And, though they may not be as nimble as a startup because they must consider the input of a much larger group of people, the infrastructure of big brands offers more stability and safety when implementing new technology. Every technology team considers factors like security and long-term feasibility when developing a program. Cline says that because technology today collects so much personal information and data from its users, protecting guest information is paramount in technology initiatives. “It’s just critical. In La Quinta’s case, we invest heavily in security function to ensure we have the right team, the right infrastructure, and the ability to stay on top of the current trends. It’s part of the ethos of our business.”
With all of the ingenious technology and gadgets out there today, it can be easy to get carried away. The big brands, while constantly innovating, are still fixated on one goal—giving guests the best experience possible. “Our primary focus when delivering technology is making sure it also aligns with our strategic initiatives, including driving consistency in delivering an outstanding guest experience,” Cline says.
For example, a core piece of RLHC’s technology strategy involves finding ways to enhance the customer experience without unnecessary touch points for the guests. Enter the company’s Beacon program, which uses aggregate data about guests to intuit their needs during their stay. WiFi hotspots throughout the hotel can connect with a guest’s RLHC’s Hello Rewards app and relay information about that guest as he or she moves throughout the hotel. “Imagine, a Hello Rewards member walks up to the hotel’s coffee shop and the barista is automatically notified that this guest is named Sarah and Sarah enjoys lattes with almond milk. Sarah doesn’t need to relay that information, and it gives staff an opportunity to thank our rewards members for their loyalty. And, the guest doesn’t have to do a thing,” adds Marcello.
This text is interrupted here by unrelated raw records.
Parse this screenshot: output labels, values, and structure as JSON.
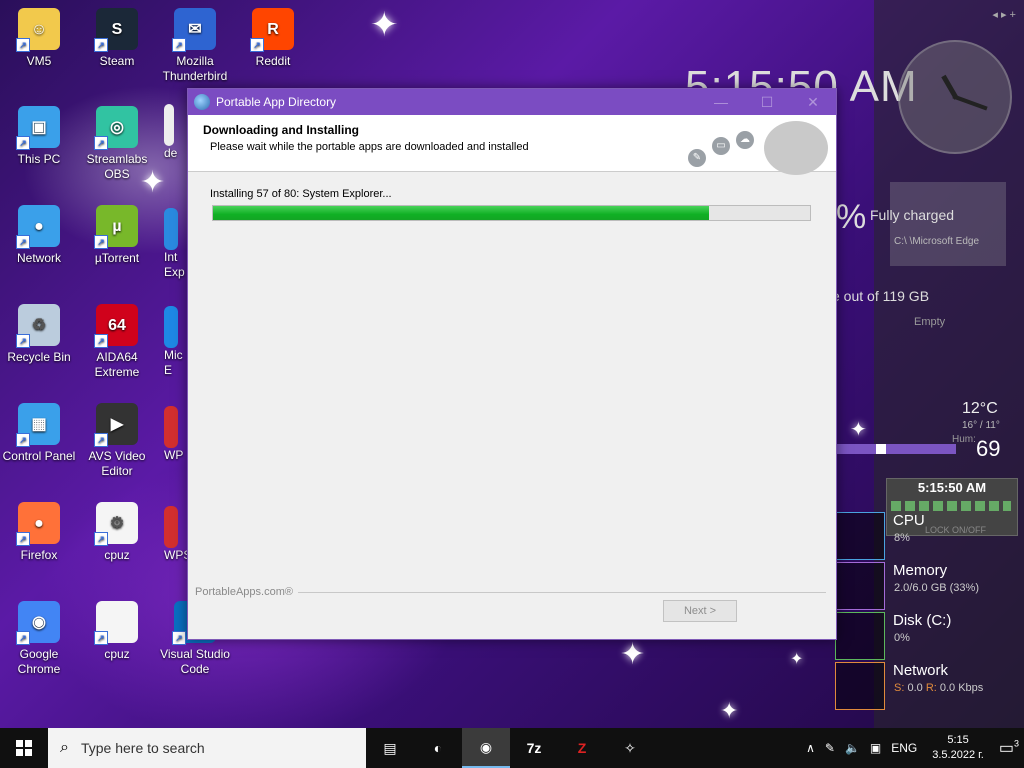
{
  "desktop": {
    "icons": [
      {
        "label": "VM5",
        "glyph": "☺",
        "color": "#f2c94c"
      },
      {
        "label": "Steam",
        "glyph": "S",
        "color": "#1b2838"
      },
      {
        "label": "Mozilla Thunderbird",
        "glyph": "✉",
        "color": "#2e64d1"
      },
      {
        "label": "Reddit",
        "glyph": "R",
        "color": "#ff4500"
      },
      {
        "label": "This PC",
        "glyph": "▣",
        "color": "#3aa0ea"
      },
      {
        "label": "Streamlabs OBS",
        "glyph": "◎",
        "color": "#31c3a2"
      },
      {
        "label": "Network",
        "glyph": "●",
        "color": "#3aa0ea"
      },
      {
        "label": "µTorrent",
        "glyph": "µ",
        "color": "#78b82a"
      },
      {
        "label": "Recycle Bin",
        "glyph": "♻",
        "color": "#bcd"
      },
      {
        "label": "AIDA64 Extreme",
        "glyph": "64",
        "color": "#d0021b"
      },
      {
        "label": "Control Panel",
        "glyph": "▦",
        "color": "#3aa0ea"
      },
      {
        "label": "AVS Video Editor",
        "glyph": "▶",
        "color": "#333"
      },
      {
        "label": "Firefox",
        "glyph": "●",
        "color": "#ff7139"
      },
      {
        "label": "cpuz",
        "glyph": "⚙",
        "color": "#f5f5f5"
      },
      {
        "label": "Google Chrome",
        "glyph": "◉",
        "color": "#4285f4"
      },
      {
        "label": "cpuz",
        "glyph": "",
        "color": "#f5f5f5"
      },
      {
        "label": "Visual Studio Code",
        "glyph": "❯",
        "color": "#0a6fc2"
      }
    ],
    "partial_labels": [
      "de",
      "Int Exp",
      "Mic E",
      "WP",
      "WPS"
    ]
  },
  "dialog": {
    "title": "Portable App Directory",
    "heading": "Downloading and Installing",
    "subheading": "Please wait while the portable apps are downloaded and installed",
    "status": "Installing 57 of 80: System Explorer...",
    "progress": 0.83,
    "brand": "PortableApps.com®",
    "next_label": "Next >",
    "close_glyph": "✕",
    "min_glyph": "—",
    "max_glyph": "☐"
  },
  "widgets": {
    "clock_big": "5:15:50 AM",
    "battery_text": "Fully charged",
    "battery_pct_partial": "%",
    "disk_text": "e out of 119 GB",
    "edge_text": "C:\\ \\Microsoft Edge",
    "empty_text": "Empty",
    "temp": "12°C",
    "temp_range": "16° / 11°",
    "temp_sub": "Hum:",
    "volume": "69",
    "clock_small": "5:15:50 AM",
    "lock_text": "LOCK ON/OFF",
    "nav_arrows": "◂ ▸ +"
  },
  "perf": [
    {
      "name": "CPU",
      "value": "8%"
    },
    {
      "name": "Memory",
      "value": "2.0/6.0 GB (33%)"
    },
    {
      "name": "Disk (C:)",
      "value": "0%"
    },
    {
      "name": "Network",
      "value_s": "S:",
      "value_sv": " 0.0 ",
      "value_r": "R:",
      "value_rv": " 0.0 Kbps"
    }
  ],
  "taskbar": {
    "search_placeholder": "Type here to search",
    "apps": [
      "▤",
      "◐",
      "◉",
      "7z",
      "Z",
      "✧"
    ],
    "tray_chevron": "∧",
    "lang": "ENG",
    "time": "5:15",
    "date": "3.5.2022 г.",
    "notifications": "3"
  }
}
Big hotel brands are also using technology to improve guest reward programs. For example, La Quinta Returns members can redeem points via text messaging for everyday purchases like groceries. Cline says that by making the program—called Redeem Away—text message-based, it gave La Quinta another opportunity to interact with guests and engage them with their brand.
That interaction is key, because no matter how cool new technology may be, hotels are in the hospitality industry. Connecting with guests on a human level is integral to their overall satisfaction with their stay. If a front desk agent is using the best software on the market, but doesn’t make eye contact and smile at a guest as she’s checking in, what will the guest’s impression be?
As technology continues to advance, hotel companies must race to keep up with new innovations. “There’s one thing I can guarantee,” says Cline. “Things will never move any slower than they do today. The future will only move faster. We just have to be ready.”